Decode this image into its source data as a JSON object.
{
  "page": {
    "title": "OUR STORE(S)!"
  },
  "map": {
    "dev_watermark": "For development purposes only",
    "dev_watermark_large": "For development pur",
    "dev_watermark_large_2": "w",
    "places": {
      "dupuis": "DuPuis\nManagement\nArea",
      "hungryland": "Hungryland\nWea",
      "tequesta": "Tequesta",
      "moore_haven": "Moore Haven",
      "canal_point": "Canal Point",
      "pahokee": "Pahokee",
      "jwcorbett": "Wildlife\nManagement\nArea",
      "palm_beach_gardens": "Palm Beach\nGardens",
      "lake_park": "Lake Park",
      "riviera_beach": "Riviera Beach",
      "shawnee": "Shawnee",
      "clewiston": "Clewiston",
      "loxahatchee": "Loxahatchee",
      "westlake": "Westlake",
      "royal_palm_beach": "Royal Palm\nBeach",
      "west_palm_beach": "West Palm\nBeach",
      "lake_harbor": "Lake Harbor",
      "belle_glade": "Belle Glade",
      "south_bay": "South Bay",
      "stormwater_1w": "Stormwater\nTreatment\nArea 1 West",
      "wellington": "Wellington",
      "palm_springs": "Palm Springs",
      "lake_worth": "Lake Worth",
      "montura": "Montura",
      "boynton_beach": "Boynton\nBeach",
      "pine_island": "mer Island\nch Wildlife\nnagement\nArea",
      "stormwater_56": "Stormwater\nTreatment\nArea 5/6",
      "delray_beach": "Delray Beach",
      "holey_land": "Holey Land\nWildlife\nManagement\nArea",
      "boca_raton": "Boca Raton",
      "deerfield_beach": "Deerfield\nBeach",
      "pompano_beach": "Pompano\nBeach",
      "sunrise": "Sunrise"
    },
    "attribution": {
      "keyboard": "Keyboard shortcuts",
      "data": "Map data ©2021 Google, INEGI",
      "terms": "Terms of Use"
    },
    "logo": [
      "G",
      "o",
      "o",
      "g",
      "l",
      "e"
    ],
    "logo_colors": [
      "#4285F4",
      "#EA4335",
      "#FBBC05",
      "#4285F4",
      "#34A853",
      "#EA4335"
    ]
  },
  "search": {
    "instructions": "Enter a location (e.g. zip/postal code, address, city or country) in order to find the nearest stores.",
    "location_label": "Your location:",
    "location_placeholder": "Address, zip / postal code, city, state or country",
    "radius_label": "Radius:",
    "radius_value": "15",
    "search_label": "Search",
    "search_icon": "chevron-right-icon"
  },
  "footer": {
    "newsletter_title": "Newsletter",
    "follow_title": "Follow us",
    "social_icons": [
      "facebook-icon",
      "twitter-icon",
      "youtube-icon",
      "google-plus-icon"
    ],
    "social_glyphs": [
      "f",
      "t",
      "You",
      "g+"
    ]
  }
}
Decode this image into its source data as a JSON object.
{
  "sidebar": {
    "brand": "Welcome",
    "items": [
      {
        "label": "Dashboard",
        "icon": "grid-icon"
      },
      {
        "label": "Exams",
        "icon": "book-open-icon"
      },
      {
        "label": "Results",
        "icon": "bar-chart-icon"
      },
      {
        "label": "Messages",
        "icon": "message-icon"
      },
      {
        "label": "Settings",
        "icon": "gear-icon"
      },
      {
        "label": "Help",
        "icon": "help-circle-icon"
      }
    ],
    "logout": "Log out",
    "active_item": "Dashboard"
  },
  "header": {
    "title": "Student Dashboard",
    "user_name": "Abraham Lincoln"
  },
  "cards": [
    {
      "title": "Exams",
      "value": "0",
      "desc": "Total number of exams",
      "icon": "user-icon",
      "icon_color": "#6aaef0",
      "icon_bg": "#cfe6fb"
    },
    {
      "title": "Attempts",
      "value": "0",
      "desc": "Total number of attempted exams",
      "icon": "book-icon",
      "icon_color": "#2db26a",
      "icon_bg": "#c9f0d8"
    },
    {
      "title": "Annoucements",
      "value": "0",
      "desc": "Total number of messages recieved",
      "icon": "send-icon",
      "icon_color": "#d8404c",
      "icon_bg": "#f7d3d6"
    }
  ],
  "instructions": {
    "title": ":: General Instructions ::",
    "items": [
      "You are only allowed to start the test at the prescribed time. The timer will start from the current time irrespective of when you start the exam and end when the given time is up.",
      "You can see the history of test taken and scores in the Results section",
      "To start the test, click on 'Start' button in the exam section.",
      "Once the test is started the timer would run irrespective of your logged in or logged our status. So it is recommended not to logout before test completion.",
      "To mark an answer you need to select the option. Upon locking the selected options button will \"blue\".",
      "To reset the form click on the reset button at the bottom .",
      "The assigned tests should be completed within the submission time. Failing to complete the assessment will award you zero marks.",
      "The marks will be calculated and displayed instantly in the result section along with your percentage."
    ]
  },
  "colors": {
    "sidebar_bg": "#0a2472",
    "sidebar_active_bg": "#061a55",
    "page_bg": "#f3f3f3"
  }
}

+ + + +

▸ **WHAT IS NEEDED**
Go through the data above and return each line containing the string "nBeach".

▸ **WRITTEN ANSWER**
      "royal_palm_beach": "Royal Palm\nBeach",
      "west_palm_beach": "West Palm\nBeach",
      "boynton_beach": "Boynton\nBeach",
      "deerfield_beach": "Deerfield\nBeach",
      "pompano_beach": "Pompano\nBeach",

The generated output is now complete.